I had grand plans over the summer to blog daily from an excellent conference I was speaking at in Paris this August, entitled "The Geochemistry of the Earth's Surface", a working group of the IAGC (International Association of Geochemistry). For one reason or another my plans didn't come to fruition (certainly not because of the time taken visiting the Rodin Museum, Musee d'Orsay and Musee d'Orangerie) but it was an excellent conference, hosted by Jerome Gaillardet at the Institut de Physique du Globe, where Marie Curie had her lab. The papers from the conference have been published and are available on line for free.
Tomorrow I'm off to another conference I've been asked to speak at - this time at the Diamond light source down near Didcot. It is their annual user meeting and I'll be talking about our use of FTIR (fourier transform infrared spectroscopy) to study earthworm calcite balls. If I'm really good I'll take some photos and write about it. the big news in the area is of course that Didcot A has now been demolished, however Didcot B remains so there are still some of the iconic cooling towers on view.

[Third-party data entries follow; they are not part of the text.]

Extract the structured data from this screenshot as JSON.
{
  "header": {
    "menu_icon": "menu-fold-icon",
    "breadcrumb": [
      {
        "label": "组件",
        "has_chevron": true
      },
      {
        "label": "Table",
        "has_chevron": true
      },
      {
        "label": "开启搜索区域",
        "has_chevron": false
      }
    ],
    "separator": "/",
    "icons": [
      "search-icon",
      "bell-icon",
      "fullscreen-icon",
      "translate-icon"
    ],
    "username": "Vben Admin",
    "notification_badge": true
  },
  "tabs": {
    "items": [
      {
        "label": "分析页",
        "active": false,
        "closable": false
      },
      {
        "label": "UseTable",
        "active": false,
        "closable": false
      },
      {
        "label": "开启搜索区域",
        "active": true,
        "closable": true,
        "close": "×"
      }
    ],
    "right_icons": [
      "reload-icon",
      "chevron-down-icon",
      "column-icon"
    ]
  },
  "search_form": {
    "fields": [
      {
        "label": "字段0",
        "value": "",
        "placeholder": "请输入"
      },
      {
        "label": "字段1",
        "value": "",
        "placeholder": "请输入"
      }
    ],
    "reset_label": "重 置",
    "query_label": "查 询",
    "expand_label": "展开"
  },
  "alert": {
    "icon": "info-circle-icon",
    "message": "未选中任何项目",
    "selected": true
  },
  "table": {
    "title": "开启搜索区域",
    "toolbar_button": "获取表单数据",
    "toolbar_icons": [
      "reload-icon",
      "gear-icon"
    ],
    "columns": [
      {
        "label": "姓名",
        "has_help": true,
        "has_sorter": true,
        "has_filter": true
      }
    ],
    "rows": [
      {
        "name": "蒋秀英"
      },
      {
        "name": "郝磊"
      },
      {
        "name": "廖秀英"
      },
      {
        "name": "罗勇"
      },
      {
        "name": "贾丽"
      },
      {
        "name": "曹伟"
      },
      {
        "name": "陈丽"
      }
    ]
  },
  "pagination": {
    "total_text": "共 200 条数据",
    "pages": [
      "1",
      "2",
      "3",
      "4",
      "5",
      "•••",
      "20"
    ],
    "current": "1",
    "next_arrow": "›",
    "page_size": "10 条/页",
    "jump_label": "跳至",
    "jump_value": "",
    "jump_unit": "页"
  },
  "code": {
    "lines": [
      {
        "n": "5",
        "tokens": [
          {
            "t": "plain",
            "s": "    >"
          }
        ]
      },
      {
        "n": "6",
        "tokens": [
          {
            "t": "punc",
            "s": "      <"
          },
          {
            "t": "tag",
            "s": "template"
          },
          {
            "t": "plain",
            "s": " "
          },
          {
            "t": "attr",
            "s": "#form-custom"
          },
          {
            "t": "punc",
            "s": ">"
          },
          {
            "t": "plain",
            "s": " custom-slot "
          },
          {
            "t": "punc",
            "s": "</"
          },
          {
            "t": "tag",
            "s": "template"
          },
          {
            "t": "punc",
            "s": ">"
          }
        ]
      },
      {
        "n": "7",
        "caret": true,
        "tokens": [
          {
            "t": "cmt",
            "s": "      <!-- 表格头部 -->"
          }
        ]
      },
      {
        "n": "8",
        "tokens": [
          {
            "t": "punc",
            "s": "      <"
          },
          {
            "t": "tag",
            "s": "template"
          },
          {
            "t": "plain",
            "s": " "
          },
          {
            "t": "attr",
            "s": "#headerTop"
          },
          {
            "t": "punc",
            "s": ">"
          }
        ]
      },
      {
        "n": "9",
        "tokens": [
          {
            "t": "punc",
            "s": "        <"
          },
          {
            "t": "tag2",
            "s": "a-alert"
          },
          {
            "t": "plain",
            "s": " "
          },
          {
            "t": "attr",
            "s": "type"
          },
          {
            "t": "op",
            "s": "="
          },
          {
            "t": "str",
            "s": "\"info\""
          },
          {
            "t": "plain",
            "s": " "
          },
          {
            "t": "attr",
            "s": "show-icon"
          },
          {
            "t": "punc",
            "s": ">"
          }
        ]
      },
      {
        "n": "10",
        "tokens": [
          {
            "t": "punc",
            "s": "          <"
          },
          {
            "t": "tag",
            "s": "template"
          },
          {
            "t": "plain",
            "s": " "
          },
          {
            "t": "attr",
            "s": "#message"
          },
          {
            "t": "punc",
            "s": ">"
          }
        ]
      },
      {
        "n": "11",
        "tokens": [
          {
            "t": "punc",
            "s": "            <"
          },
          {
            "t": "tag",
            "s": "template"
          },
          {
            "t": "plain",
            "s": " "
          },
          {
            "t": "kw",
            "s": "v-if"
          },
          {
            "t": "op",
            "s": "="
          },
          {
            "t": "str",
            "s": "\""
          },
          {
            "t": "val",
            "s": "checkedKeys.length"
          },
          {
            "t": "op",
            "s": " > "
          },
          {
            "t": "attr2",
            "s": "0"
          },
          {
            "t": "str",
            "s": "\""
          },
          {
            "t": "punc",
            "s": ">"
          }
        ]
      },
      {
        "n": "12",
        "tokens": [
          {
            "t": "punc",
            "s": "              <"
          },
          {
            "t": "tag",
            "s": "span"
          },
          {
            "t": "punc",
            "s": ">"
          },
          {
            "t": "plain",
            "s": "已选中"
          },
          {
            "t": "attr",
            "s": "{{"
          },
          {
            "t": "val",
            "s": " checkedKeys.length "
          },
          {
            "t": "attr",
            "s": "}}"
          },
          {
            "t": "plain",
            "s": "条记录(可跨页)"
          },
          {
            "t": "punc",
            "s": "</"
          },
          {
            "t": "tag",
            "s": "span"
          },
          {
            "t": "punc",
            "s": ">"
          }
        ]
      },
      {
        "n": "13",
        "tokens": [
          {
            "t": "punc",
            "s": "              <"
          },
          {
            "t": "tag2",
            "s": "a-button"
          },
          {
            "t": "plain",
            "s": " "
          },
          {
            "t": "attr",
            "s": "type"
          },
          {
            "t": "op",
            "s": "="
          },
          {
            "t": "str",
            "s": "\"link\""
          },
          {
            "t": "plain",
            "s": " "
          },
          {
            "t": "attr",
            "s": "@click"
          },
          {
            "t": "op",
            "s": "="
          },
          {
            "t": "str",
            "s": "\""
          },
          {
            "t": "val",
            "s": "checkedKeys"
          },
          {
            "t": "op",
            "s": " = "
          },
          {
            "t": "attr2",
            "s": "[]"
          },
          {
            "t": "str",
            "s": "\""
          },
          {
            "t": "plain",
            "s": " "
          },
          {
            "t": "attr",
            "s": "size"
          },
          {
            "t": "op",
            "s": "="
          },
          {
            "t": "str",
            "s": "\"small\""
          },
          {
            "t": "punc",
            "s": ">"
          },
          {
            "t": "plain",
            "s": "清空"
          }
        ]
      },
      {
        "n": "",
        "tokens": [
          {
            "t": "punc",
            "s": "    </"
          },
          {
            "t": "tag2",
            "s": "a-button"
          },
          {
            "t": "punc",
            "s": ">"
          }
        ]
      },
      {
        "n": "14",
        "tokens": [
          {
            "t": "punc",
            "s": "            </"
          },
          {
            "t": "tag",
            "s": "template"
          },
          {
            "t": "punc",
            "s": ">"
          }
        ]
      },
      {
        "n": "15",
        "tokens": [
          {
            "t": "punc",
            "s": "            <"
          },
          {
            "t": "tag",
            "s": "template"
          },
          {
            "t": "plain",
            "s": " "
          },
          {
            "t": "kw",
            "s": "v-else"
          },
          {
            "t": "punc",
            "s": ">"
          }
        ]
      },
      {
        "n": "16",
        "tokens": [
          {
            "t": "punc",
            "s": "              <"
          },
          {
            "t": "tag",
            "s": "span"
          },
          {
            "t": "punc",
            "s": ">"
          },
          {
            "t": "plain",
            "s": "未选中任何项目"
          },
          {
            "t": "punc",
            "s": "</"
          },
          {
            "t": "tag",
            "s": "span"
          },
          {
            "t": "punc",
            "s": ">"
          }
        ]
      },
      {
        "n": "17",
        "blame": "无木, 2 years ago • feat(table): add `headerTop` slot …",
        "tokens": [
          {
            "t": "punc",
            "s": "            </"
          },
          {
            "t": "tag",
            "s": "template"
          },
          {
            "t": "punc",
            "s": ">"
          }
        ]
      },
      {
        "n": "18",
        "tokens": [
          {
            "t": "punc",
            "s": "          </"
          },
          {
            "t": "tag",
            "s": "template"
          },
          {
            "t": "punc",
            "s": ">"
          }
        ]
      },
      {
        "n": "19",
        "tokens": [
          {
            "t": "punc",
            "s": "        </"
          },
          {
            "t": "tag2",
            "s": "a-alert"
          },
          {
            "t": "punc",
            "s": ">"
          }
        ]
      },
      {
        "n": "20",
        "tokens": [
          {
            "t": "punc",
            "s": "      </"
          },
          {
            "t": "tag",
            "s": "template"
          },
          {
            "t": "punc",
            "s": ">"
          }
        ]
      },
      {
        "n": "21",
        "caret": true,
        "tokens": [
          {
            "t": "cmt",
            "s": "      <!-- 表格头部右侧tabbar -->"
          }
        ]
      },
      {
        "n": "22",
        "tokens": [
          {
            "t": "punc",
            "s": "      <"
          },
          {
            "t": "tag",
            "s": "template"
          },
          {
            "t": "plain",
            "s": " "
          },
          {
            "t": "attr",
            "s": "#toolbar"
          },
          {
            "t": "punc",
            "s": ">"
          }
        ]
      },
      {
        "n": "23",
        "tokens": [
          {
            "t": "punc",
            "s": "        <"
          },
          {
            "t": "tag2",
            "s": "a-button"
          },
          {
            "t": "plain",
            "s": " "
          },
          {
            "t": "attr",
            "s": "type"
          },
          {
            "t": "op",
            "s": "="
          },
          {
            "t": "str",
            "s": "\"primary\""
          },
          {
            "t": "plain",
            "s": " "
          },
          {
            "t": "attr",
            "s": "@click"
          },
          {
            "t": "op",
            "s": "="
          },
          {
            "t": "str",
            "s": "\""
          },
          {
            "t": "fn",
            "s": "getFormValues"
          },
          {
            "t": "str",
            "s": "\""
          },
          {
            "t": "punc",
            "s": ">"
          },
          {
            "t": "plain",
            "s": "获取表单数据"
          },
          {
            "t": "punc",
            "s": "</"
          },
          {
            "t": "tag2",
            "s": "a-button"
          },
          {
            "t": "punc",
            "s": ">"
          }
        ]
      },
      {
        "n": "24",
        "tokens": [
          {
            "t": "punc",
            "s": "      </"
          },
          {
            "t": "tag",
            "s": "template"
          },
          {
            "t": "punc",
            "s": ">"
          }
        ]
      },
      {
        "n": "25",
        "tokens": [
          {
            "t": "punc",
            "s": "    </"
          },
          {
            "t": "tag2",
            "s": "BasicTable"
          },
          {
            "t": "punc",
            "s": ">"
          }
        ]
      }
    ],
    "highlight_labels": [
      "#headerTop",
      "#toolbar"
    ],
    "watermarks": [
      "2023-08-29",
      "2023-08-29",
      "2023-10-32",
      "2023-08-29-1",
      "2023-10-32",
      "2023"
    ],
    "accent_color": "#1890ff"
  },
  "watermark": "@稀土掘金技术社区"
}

However, today's main topic is to congratulate Sam Parry, ex Reading PhD student, now at Syngenta, who has had the first paper published from his PhD. The paper looks at calculating how fast minerals dissolve in soils.
As I often write, I still get a thrill when I see a paper with my name on it in the literature. One of the nice things about this one is that although it is published now it has a publication date of 2015! This often happens as scientific publications put out issues early. In reality they do this as it helps the statistics by which journals are judged (perhaps a subject for another blog) but what it means is that I'm already having work published in 2015 which I always think is kind of neat.